SUPPLIED MATERIAL ::
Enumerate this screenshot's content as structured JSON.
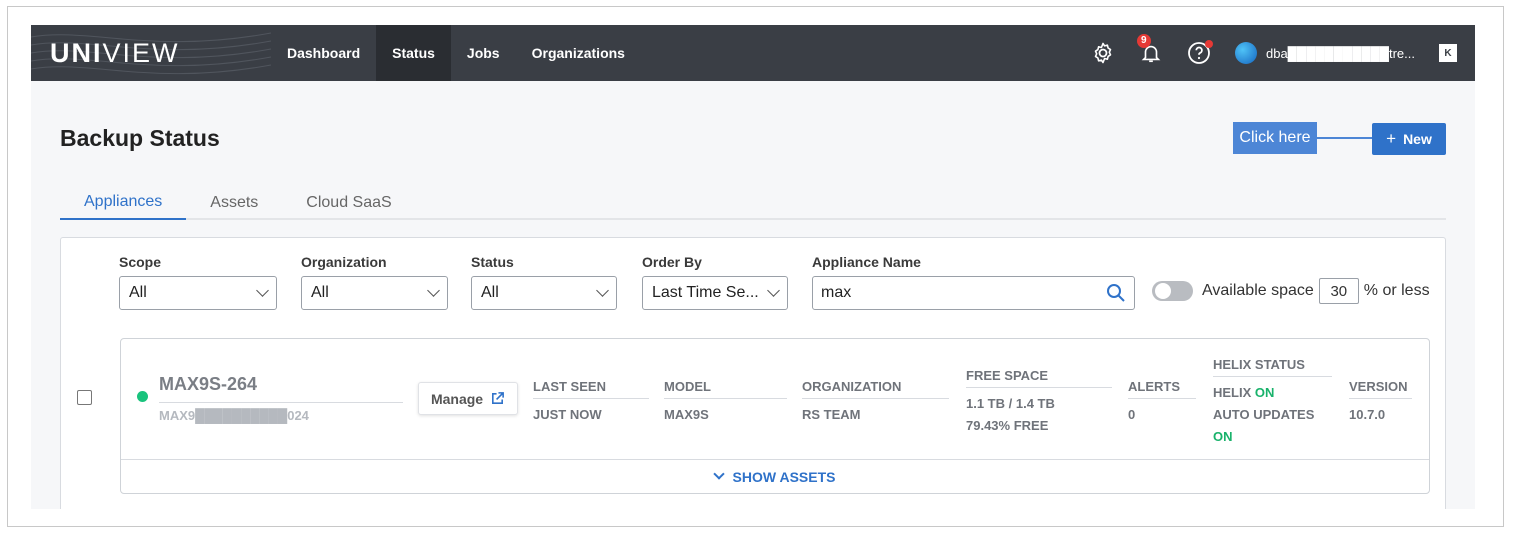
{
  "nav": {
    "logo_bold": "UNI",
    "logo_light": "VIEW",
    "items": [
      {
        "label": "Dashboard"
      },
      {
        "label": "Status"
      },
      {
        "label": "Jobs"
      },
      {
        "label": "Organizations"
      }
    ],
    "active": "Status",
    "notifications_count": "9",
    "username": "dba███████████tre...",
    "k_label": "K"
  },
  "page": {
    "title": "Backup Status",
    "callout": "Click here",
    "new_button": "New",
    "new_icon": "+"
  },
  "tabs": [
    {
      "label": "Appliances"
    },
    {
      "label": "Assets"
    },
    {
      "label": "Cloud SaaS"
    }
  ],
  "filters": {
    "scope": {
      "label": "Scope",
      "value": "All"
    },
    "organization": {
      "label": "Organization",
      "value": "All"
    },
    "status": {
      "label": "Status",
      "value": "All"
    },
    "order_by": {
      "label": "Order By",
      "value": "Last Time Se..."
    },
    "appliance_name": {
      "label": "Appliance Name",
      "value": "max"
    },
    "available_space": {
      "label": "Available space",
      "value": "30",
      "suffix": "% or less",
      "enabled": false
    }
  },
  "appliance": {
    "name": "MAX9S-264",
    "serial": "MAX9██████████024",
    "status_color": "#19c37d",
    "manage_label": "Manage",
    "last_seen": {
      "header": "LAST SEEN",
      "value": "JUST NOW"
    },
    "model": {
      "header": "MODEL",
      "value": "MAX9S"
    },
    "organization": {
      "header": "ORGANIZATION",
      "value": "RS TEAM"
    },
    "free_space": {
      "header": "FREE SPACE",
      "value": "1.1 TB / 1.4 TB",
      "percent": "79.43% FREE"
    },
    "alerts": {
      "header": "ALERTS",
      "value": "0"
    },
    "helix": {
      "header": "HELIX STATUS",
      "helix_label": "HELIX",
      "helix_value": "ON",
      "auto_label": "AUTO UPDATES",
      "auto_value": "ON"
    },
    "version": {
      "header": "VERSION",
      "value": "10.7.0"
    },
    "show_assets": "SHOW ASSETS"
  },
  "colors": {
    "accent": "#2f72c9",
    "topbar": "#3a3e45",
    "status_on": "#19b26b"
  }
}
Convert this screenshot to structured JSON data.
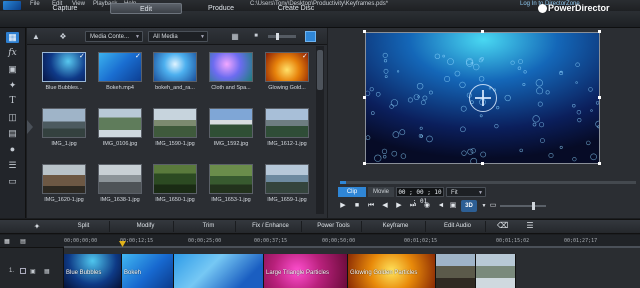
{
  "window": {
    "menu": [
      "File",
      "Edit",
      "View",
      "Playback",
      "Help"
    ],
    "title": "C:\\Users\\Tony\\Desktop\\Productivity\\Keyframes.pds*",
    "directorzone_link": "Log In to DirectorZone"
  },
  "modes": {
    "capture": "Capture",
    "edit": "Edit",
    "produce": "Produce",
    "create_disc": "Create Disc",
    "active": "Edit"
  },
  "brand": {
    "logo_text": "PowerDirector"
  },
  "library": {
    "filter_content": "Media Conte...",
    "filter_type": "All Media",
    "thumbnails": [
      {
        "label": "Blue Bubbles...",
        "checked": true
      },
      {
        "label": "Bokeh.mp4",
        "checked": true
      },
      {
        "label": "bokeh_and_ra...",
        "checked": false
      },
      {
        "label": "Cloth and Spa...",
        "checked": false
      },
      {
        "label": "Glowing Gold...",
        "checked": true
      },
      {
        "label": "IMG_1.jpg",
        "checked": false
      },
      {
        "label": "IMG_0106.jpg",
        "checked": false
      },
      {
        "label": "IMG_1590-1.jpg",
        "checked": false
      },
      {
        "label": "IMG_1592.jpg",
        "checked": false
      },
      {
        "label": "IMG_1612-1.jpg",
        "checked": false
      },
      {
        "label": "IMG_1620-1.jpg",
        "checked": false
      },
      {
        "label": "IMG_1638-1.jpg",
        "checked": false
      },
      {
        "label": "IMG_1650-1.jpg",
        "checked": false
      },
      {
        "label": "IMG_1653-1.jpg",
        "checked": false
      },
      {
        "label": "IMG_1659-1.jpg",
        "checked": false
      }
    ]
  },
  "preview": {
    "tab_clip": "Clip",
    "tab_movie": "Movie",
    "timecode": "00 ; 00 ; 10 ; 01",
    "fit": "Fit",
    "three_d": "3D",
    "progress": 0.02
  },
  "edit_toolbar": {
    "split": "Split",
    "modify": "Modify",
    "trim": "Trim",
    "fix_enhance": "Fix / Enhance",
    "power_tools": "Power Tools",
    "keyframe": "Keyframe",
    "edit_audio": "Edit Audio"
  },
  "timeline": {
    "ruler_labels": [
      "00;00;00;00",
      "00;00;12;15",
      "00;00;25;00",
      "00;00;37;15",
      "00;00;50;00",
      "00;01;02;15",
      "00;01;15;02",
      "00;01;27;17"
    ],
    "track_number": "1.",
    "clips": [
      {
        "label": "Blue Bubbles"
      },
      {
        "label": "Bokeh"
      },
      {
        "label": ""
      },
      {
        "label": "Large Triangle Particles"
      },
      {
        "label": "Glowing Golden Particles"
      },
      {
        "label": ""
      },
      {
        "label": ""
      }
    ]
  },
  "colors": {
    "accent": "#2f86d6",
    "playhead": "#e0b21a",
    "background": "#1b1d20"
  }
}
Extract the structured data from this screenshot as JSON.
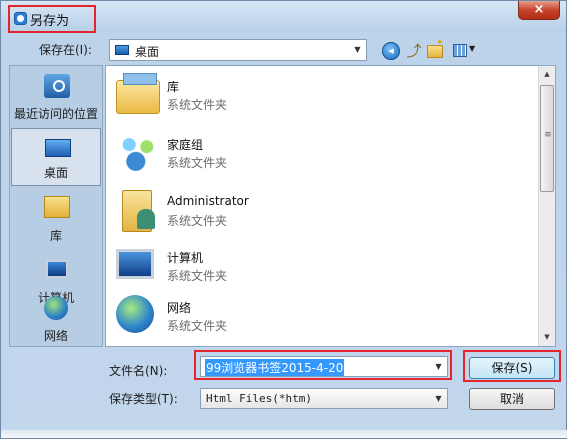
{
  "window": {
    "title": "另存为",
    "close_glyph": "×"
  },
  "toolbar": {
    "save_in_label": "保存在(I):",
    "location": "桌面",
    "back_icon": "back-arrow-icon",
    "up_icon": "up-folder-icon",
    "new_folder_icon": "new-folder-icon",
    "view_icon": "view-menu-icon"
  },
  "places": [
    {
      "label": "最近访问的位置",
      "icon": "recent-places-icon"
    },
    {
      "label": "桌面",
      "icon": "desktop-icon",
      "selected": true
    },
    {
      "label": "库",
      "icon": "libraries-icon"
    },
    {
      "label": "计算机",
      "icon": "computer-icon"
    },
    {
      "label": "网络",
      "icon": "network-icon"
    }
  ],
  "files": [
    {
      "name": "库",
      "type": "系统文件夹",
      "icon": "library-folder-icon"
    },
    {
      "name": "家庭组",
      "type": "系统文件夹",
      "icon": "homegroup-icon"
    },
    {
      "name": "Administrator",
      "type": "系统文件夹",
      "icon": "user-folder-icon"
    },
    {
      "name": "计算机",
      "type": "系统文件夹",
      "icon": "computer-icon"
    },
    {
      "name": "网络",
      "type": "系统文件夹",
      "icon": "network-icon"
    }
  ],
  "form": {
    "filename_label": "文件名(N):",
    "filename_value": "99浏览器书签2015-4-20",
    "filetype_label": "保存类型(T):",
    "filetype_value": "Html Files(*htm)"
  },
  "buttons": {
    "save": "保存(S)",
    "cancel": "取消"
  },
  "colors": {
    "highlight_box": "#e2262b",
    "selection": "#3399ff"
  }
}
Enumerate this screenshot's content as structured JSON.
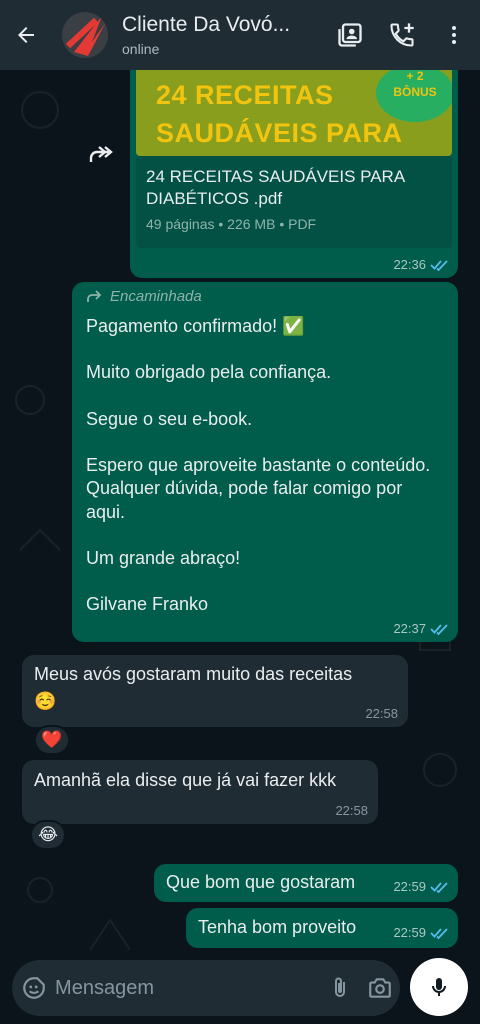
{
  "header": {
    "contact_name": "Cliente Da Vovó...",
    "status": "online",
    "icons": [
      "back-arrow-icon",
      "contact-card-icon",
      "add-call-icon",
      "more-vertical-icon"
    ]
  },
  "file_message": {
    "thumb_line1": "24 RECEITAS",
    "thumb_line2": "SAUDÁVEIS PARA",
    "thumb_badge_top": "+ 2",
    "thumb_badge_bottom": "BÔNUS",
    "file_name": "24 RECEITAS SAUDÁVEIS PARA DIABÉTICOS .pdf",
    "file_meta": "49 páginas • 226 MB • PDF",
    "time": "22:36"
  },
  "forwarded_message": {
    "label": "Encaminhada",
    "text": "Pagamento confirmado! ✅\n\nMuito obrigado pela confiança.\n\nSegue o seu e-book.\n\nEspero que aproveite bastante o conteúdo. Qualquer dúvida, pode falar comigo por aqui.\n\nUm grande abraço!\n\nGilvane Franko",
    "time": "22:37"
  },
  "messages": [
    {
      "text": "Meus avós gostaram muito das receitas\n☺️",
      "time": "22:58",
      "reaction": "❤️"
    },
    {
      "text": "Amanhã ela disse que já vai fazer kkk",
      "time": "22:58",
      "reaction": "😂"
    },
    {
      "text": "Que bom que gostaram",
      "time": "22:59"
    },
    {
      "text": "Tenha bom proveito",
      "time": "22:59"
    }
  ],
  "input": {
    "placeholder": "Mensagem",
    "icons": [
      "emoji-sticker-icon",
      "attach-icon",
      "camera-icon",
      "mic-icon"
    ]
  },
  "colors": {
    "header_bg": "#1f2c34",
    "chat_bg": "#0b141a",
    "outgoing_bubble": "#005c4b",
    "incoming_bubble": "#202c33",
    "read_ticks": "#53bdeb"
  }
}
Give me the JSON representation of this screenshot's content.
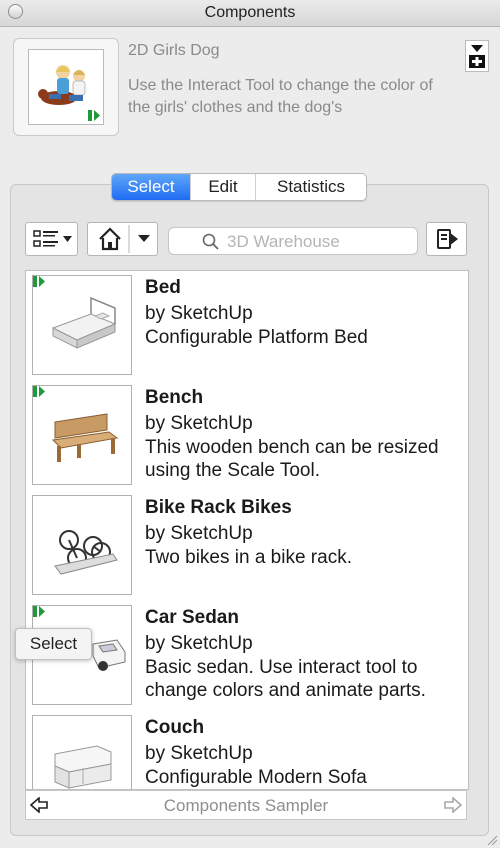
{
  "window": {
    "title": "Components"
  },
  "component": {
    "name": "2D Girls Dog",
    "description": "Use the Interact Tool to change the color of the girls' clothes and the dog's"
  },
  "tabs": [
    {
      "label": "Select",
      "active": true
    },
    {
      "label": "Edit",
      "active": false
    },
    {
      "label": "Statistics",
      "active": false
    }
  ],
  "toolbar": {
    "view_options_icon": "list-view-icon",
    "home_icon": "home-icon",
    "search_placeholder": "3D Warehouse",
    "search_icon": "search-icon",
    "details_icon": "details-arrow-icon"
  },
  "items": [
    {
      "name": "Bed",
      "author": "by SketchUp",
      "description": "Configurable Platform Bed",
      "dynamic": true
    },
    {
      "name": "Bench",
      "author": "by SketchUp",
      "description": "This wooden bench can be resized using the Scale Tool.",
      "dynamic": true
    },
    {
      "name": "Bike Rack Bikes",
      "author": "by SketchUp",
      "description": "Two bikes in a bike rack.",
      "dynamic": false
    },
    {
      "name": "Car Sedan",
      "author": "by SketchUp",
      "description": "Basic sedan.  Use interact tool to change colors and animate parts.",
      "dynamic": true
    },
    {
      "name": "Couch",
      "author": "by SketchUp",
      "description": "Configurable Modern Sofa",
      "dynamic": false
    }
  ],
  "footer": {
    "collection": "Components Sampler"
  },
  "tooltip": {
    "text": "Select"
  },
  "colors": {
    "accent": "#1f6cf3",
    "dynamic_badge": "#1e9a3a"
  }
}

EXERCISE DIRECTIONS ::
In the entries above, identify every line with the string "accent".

ANSWER FOR THIS EXERCISE ::
    "accent": "#2f72c9",
    "accent": "#2f86d6",
    "accent": "#1f6cf3",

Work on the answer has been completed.